Fundamentally, running untrusted code is a solved problem: every CI service out there has figured it out. Does not make a sense to reinvent an ivory wheel, which can spin only on roads made of fairy dust.

It could be just enough memory for your program itself, but every other application which tries to allocate will be OOM killed.


Deprecate it. Just make sure old stable code doesn’t need a re release because of the language extension no longer being valid. There’s a lot of stable mature libraries out there which would break otherwise.

You do raise a good point: lambda bot and similar tools like Chris smiths code world do make use of the white listing of code

Instead of relying on Safe Haskell it could have limited users to a white list of available imports. Same applies to lambdabot etc.

But that’s Linux only? He’s t do we do outside of Linux? On windows, macOS, BSD, …?

I’m not sure this is completely true. For proper isolation CI services like GitHub Actions do isolation at the operations system isolation level (they spin up a new virtualized OS instance). GitHub (shared) runners, gitlab shared runners, buildkite runners, … are all pretty terrible at isolation (outside of Linux).

On topic though; I think the idea of Safe is good ergonomics are not; nor is adoption. This should be rethought.

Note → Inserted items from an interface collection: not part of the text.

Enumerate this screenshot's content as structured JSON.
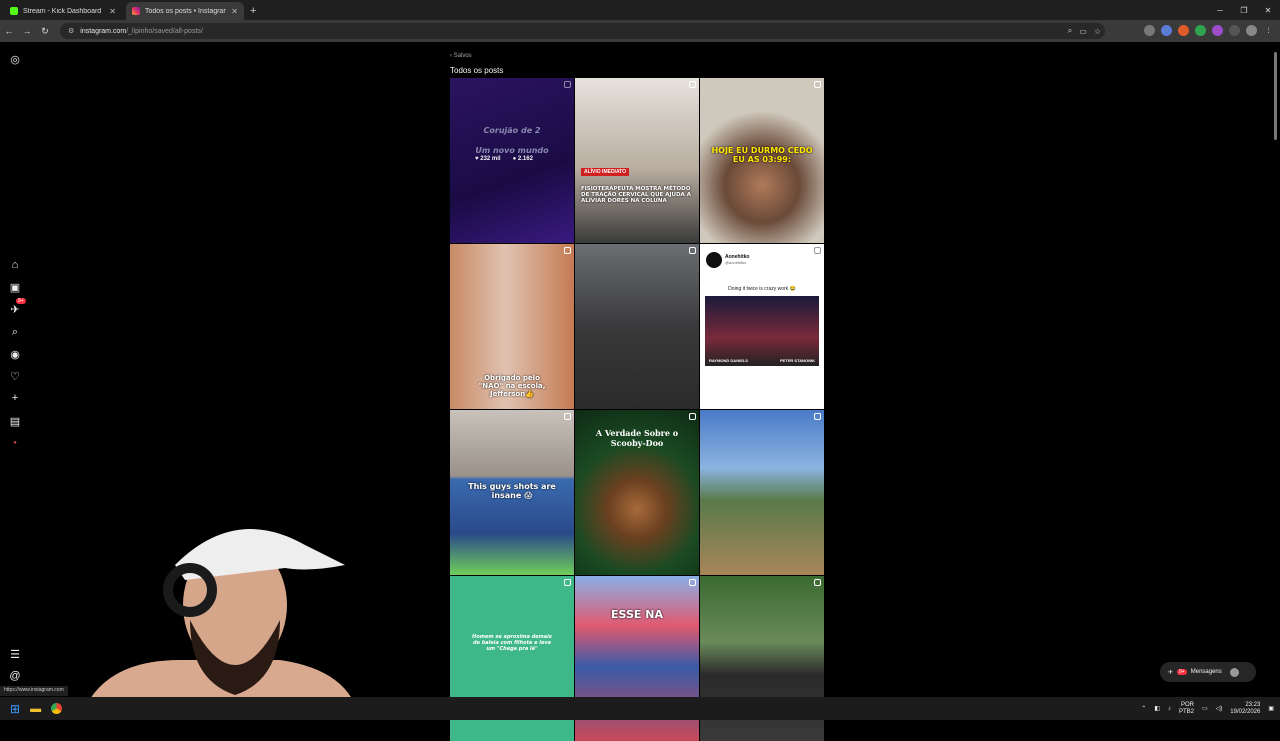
{
  "browser": {
    "tabs": [
      {
        "title": "Stream - Kick Dashboard",
        "active": false,
        "favicon_color": "#53fc18"
      },
      {
        "title": "Todos os posts • Instagram",
        "active": true,
        "favicon_color": "#e1306c"
      }
    ],
    "url_host": "instagram.com",
    "url_path": "/_lipinho/saved/all-posts/",
    "status_url": "https://www.instagram.com"
  },
  "instagram": {
    "breadcrumb": "Salvos",
    "page_title": "Todos os posts",
    "messages_label": "Mensagens",
    "messages_badge": "9+",
    "notifications_badge": "9+",
    "posts": [
      {
        "caption_top": "Corujão de 2",
        "caption_bottom": "Um novo mundo",
        "likes": "232 mil",
        "comments": "2.162",
        "bg": "#2a1060"
      },
      {
        "tag": "ALÍVIO IMEDIATO",
        "caption": "FISIOTERAPEUTA MOSTRA MÉTODO DE TRAÇÃO CERVICAL QUE AJUDA A ALIVIAR DORES NA COLUNA",
        "bg": "#c9c2b8"
      },
      {
        "caption": "HOJE EU DURMO CEDO EU AS 03:99:",
        "bg": "#9a8f80"
      },
      {
        "caption": "Obrigado pelo \"NÃO\" na escola, Jefferson👍",
        "bg": "#b88b68"
      },
      {
        "caption": "",
        "bg": "#4a4b4d"
      },
      {
        "tweet_name": "Aonehitko",
        "tweet_handle": "@aonehitko",
        "tweet_text": "Doing it twice is crazy work 😂",
        "fighter_left": "RAYMOND DANIELS",
        "fighter_right": "PETER STANONIK",
        "bg": "#ffffff"
      },
      {
        "caption": "This guys shots are insane 😱",
        "bg": "#3c5a8a"
      },
      {
        "caption": "A Verdade Sobre o Scooby-Doo",
        "bg": "#1e4a2a"
      },
      {
        "caption": "",
        "bg": "#6f8fc0"
      },
      {
        "caption": "Homem se aproxima demais de baleia com filhote e leva um \"Chega pra lá\"",
        "bg": "#3fb889"
      },
      {
        "caption": "ESSE NA",
        "bg": "#3d5fa8"
      },
      {
        "caption": "",
        "bg": "#5a7a55"
      }
    ]
  },
  "taskbar": {
    "lang_top": "POR",
    "lang_bottom": "PTB2",
    "time": "23:23",
    "date": "19/02/2026"
  }
}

I wish we had some way to force levels of purity. Something that allowed in true type signature the guarantee that no IO was used (e.g. via unsafePerformIO, no ffi calls, …) and in a separate step proof that the function did not use any system dependent values either (e.g. anything unsized/implicitly sized).